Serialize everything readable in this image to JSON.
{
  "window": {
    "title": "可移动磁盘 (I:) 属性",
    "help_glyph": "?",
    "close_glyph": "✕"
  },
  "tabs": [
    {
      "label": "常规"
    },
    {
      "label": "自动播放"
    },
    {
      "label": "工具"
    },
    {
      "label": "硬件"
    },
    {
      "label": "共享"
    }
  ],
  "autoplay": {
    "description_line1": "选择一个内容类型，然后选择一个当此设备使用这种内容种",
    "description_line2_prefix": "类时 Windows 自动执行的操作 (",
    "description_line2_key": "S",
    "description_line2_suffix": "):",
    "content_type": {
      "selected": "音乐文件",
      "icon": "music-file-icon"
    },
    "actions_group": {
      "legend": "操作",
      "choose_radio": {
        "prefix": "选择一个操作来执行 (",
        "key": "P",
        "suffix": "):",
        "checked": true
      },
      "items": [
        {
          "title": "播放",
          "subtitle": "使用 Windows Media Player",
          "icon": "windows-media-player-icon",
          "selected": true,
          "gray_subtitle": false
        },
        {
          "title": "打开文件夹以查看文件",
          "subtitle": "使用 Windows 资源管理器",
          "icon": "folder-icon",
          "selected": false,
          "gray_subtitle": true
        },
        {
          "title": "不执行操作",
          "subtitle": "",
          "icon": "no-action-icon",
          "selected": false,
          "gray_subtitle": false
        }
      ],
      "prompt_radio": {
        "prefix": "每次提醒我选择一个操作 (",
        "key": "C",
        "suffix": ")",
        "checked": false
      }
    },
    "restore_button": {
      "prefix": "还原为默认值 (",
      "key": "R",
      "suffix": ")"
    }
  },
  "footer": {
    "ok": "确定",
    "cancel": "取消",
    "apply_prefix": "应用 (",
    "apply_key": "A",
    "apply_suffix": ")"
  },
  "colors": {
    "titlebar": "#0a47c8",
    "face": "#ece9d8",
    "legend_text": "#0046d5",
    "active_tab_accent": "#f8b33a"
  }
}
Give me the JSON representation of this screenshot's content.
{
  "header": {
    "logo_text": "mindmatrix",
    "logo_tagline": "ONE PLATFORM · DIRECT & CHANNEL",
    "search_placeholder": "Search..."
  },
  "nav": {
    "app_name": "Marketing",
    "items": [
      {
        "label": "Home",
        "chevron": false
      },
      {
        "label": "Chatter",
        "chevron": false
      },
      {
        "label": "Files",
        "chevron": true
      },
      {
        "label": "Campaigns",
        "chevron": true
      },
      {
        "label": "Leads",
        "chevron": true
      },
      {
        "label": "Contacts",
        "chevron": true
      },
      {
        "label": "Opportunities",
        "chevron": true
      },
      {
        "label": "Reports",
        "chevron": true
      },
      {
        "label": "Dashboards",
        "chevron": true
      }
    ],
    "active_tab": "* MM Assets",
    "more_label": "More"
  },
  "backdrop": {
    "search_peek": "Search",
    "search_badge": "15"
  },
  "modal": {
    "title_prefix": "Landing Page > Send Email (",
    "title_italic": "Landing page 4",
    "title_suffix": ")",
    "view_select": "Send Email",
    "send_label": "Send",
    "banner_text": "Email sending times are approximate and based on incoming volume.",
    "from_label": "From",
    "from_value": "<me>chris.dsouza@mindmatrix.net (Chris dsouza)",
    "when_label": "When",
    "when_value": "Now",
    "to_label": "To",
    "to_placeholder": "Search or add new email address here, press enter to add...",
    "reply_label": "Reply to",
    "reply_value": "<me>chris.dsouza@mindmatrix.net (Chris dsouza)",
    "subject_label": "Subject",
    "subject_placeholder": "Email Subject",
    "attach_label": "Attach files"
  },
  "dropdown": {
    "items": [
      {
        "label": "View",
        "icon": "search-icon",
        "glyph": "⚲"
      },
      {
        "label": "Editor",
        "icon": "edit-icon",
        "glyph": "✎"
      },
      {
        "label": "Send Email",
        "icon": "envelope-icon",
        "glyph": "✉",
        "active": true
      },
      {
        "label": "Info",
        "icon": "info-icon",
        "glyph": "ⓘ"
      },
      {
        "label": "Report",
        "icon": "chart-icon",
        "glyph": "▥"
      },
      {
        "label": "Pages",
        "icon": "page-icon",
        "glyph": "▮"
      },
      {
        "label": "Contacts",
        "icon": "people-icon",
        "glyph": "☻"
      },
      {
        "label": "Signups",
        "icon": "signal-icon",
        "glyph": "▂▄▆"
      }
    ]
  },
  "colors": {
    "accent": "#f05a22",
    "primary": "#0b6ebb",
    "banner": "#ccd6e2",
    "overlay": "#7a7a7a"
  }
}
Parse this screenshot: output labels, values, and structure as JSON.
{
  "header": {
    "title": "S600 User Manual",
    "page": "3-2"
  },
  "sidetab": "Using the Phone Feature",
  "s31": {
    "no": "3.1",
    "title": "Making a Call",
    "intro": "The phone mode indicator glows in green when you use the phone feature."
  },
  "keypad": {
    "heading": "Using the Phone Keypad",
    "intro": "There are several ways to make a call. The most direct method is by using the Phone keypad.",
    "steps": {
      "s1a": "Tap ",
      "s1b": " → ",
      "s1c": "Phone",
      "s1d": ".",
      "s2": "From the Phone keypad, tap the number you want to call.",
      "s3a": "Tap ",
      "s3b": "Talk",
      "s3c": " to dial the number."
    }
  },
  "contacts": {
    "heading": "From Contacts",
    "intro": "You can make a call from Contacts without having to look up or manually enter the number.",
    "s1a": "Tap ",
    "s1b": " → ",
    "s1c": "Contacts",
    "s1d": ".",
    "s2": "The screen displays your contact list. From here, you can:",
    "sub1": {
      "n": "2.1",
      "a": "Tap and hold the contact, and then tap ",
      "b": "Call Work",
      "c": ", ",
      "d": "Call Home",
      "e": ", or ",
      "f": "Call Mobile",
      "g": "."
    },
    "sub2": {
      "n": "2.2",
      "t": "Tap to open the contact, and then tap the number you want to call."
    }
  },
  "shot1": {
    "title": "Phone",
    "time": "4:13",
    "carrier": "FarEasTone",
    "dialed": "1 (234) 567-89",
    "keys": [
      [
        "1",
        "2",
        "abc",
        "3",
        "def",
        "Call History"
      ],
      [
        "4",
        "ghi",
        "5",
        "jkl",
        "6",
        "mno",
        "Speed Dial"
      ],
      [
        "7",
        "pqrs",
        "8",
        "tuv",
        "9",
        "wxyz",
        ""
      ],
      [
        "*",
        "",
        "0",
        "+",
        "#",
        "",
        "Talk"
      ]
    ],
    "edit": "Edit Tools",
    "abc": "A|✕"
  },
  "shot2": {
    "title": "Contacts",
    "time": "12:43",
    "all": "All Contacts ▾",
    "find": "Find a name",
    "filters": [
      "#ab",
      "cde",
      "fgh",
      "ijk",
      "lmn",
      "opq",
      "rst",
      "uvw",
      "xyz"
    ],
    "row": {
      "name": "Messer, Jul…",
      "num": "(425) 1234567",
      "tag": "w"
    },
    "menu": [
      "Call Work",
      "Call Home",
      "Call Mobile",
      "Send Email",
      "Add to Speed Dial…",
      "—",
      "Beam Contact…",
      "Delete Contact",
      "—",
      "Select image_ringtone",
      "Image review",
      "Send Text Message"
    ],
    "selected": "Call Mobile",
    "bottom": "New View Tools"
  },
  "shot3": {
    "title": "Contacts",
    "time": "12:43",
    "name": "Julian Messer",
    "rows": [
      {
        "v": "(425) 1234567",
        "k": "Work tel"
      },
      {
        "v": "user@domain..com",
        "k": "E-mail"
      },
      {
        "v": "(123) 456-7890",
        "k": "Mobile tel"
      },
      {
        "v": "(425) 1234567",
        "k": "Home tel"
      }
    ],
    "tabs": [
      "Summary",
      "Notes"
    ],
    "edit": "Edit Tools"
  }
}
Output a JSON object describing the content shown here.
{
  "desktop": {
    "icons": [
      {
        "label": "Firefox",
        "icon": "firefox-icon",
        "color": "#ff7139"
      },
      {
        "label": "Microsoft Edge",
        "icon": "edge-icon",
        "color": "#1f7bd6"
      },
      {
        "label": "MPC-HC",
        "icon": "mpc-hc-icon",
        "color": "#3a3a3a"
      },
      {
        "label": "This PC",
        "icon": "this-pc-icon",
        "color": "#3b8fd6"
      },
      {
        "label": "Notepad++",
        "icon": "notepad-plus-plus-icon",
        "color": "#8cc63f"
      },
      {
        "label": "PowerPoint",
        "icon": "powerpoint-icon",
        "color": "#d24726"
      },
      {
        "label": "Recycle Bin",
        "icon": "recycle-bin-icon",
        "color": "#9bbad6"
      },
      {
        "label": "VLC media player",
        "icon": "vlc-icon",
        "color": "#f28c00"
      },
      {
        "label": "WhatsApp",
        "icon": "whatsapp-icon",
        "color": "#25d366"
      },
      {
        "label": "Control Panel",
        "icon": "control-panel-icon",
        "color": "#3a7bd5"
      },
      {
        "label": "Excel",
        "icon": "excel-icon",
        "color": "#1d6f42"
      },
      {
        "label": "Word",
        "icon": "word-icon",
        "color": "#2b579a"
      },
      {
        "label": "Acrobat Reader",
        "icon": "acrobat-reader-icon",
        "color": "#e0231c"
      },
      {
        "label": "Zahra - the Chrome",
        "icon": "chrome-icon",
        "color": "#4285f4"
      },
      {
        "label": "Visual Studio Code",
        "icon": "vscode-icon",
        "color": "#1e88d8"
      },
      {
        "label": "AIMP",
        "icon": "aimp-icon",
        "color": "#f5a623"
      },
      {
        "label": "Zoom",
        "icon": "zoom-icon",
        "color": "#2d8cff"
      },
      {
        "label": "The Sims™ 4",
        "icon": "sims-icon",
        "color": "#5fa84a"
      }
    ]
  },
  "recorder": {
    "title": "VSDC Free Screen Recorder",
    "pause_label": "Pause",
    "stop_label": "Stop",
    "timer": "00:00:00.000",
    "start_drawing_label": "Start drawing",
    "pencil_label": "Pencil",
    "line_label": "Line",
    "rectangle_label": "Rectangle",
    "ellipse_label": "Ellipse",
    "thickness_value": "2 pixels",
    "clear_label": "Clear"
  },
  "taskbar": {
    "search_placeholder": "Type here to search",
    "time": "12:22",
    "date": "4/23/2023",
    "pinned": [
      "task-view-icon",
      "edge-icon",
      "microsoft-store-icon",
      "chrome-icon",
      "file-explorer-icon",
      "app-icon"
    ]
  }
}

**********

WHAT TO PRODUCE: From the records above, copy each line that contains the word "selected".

ANSWER:
      "selected": "音乐文件",
          "selected": true,
          "selected": false,
          "selected": false,
    "selected": "Call Mobile",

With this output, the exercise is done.